◆ **ACTION ITEM**
Using the data that follows, say how many lines contain the word "JSON", giving the number by itself.

=======

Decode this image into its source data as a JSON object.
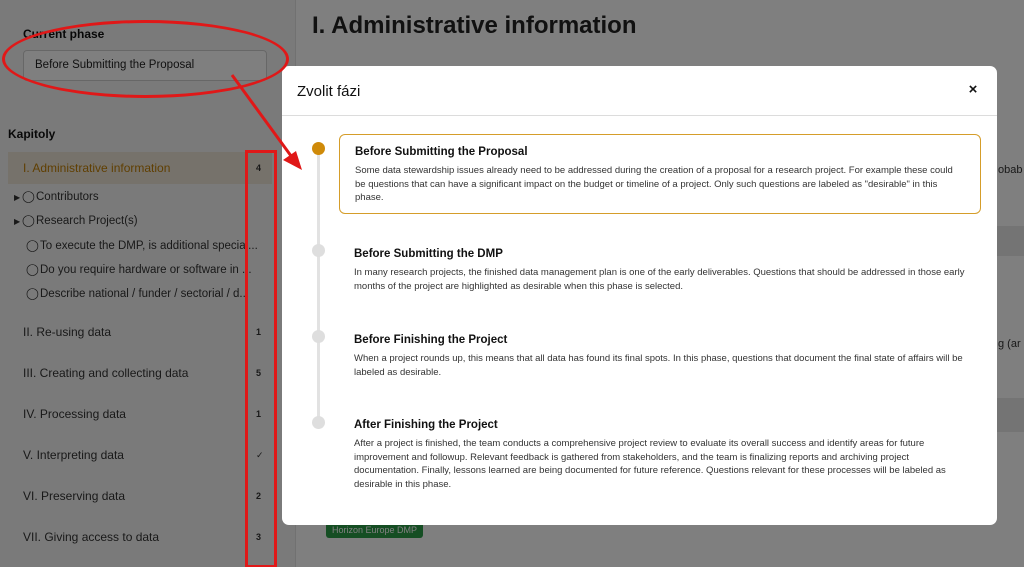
{
  "sidebar": {
    "phase_label": "Current phase",
    "phase_value": "Before Submitting the Proposal",
    "chapters_label": "Kapitoly",
    "chapters": [
      {
        "title": "I. Administrative information",
        "count": "4"
      },
      {
        "title": "II. Re-using data",
        "count": "1"
      },
      {
        "title": "III. Creating and collecting data",
        "count": "5"
      },
      {
        "title": "IV. Processing data",
        "count": "1"
      },
      {
        "title": "V. Interpreting data",
        "count": "✓"
      },
      {
        "title": "VI. Preserving data",
        "count": "2"
      },
      {
        "title": "VII. Giving access to data",
        "count": "3"
      }
    ],
    "sub_items": [
      "Contributors",
      "Research Project(s)",
      "To execute the DMP, is additional special...",
      "Do you require hardware or software in ...",
      "Describe national / funder / sectorial / d..."
    ],
    "caret_glyph": "▶",
    "bubble_glyph": "◯"
  },
  "main": {
    "title": "I. Administrative information",
    "badge": "Horizon Europe DMP",
    "fragment_1": "obab",
    "fragment_2": "g (ar"
  },
  "modal": {
    "title": "Zvolit fázi",
    "close_glyph": "×",
    "phases": [
      {
        "title": "Before Submitting the Proposal",
        "description": "Some data stewardship issues already need to be addressed during the creation of a proposal for a research project. For example these could be questions that can have a significant impact on the budget or timeline of a project. Only such questions are labeled as \"desirable\" in this phase."
      },
      {
        "title": "Before Submitting the DMP",
        "description": "In many research projects, the finished data management plan is one of the early deliverables. Questions that should be addressed in those early months of the project are highlighted as desirable when this phase is selected."
      },
      {
        "title": "Before Finishing the Project",
        "description": "When a project rounds up, this means that all data has found its final spots. In this phase, questions that document the final state of affairs will be labeled as desirable."
      },
      {
        "title": "After Finishing the Project",
        "description": "After a project is finished, the team conducts a comprehensive project review to evaluate its overall success and identify areas for future improvement and followup. Relevant feedback is gathered from stakeholders, and the team is finalizing reports and archiving project documentation. Finally, lessons learned are being documented for future reference. Questions relevant for these processes will be labeled as desirable in this phase."
      }
    ]
  },
  "colors": {
    "accent": "#cf8a09",
    "annotation": "#e01818",
    "badge": "#2a9d46"
  }
}
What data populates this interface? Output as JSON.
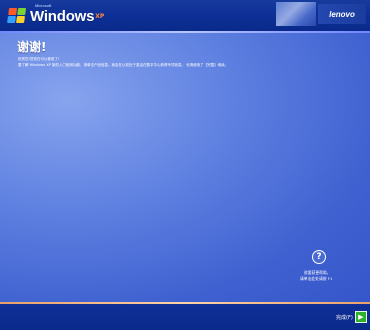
{
  "header": {
    "brand": "Windows",
    "brand_superscript": "Microsoft",
    "brand_edition": "XP",
    "oem_logo": "lenovo"
  },
  "main": {
    "title": "谢谢!",
    "line1": "祝贺您!您现在可以使用了!",
    "line2": "要了解 Windows XP 新的入门使用功能，请单击产品信息。我会在以前处于激活在数字中心获得专项信息。 也请使用了【完整】继续。"
  },
  "help": {
    "icon": "help-icon",
    "line1": "欲要获更帮助，",
    "line2": "请单击此处请按 F1"
  },
  "footer": {
    "finish_label": "完成(F)",
    "finish_icon": "arrow-right-icon"
  },
  "colors": {
    "topbar": "#0d2f96",
    "content": "#5d7fe0",
    "bottombar": "#0b2a8c",
    "accent_orange": "#ffb67a",
    "finish_green": "#2fb12c"
  }
}
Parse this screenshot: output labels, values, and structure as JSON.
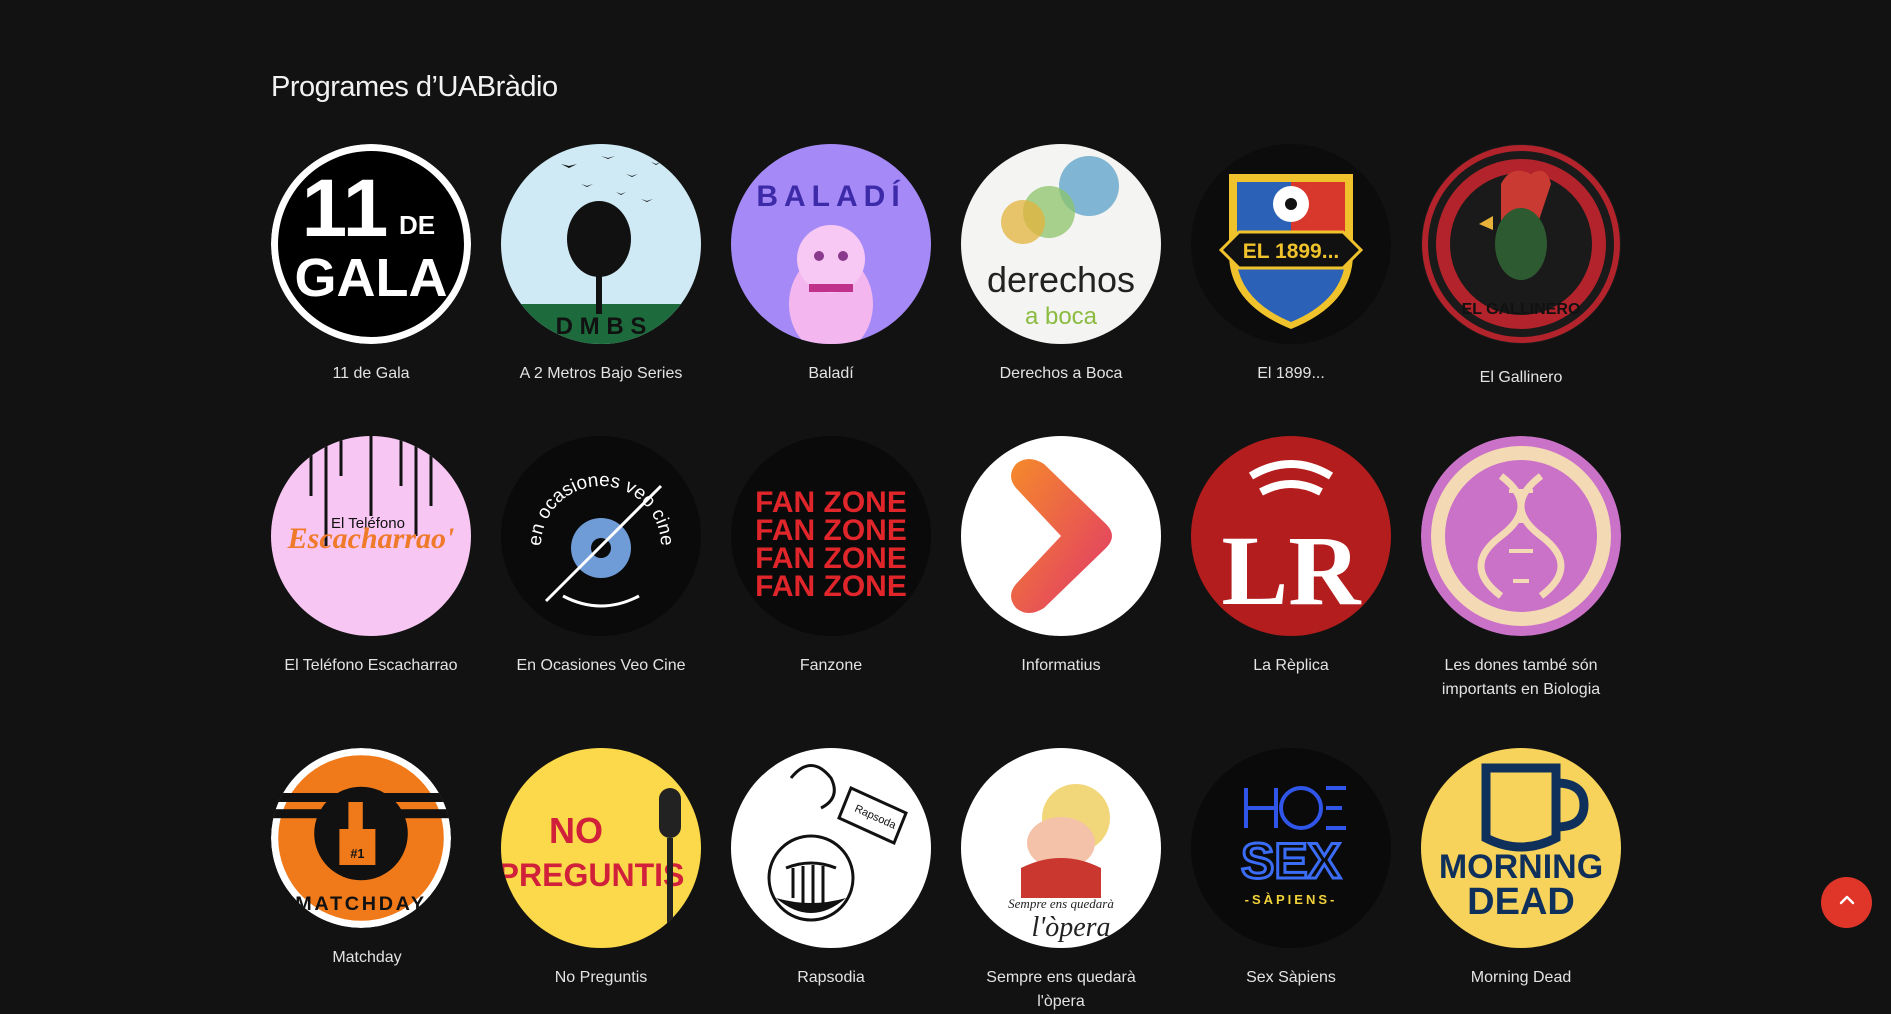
{
  "page": {
    "title": "Programes d’UABràdio"
  },
  "programs": [
    {
      "name": "11 de Gala",
      "icon": "11-de-gala-logo",
      "logo_texts": [
        "11",
        "DE",
        "GALA"
      ]
    },
    {
      "name": "A 2 Metros Bajo Series",
      "icon": "tree-birds-logo",
      "logo_texts": [
        "D M B S"
      ]
    },
    {
      "name": "Baladí",
      "icon": "lucky-cat-logo",
      "logo_texts": [
        "BALADÍ"
      ]
    },
    {
      "name": "Derechos a Boca",
      "icon": "circles-logo",
      "logo_texts": [
        "derechos",
        "a boca"
      ]
    },
    {
      "name": "El 1899...",
      "icon": "football-crest-logo",
      "logo_texts": [
        "EL 1899..."
      ]
    },
    {
      "name": "El Gallinero",
      "icon": "rooster-logo",
      "logo_texts": [
        "EL GALLINERO"
      ]
    },
    {
      "name": "El Teléfono Escacharrao",
      "icon": "telephone-logo",
      "logo_texts": [
        "El Teléfono",
        "Escacharrao'"
      ]
    },
    {
      "name": "En Ocasiones Veo Cine",
      "icon": "disc-logo",
      "logo_texts": [
        "en ocasiones veo cine"
      ]
    },
    {
      "name": "Fanzone",
      "icon": "fanzone-logo",
      "logo_texts": [
        "FAN ZONE"
      ]
    },
    {
      "name": "Informatius",
      "icon": "play-arrow-logo",
      "logo_texts": []
    },
    {
      "name": "La Rèplica",
      "icon": "lr-logo",
      "logo_texts": [
        "LR"
      ]
    },
    {
      "name": "Les dones també són importants en Biologia",
      "icon": "dna-logo",
      "logo_texts": []
    },
    {
      "name": "Matchday",
      "icon": "foam-finger-logo",
      "logo_texts": [
        "MATCHDAY",
        "#1"
      ]
    },
    {
      "name": "No Preguntis",
      "icon": "microphone-logo",
      "logo_texts": [
        "NO",
        "PREGUNTIS"
      ]
    },
    {
      "name": "Rapsodia",
      "icon": "lyre-urn-logo",
      "logo_texts": [
        "Rapsoda"
      ]
    },
    {
      "name": "Sempre ens quedarà l'òpera",
      "icon": "opera-singer-logo",
      "logo_texts": [
        "Sempre ens quedarà",
        "l'òpera"
      ]
    },
    {
      "name": "Sex Sàpiens",
      "icon": "neon-sex-logo",
      "logo_texts": [
        "SEX",
        "-SÀPIENS-"
      ]
    },
    {
      "name": "Morning Dead",
      "icon": "mug-logo",
      "logo_texts": [
        "MORNING",
        "DEAD"
      ]
    }
  ],
  "scroll_top": {
    "icon": "chevron-up-icon",
    "color": "#e0362a"
  }
}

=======

◆ **EXERCISE SOLUTION**
3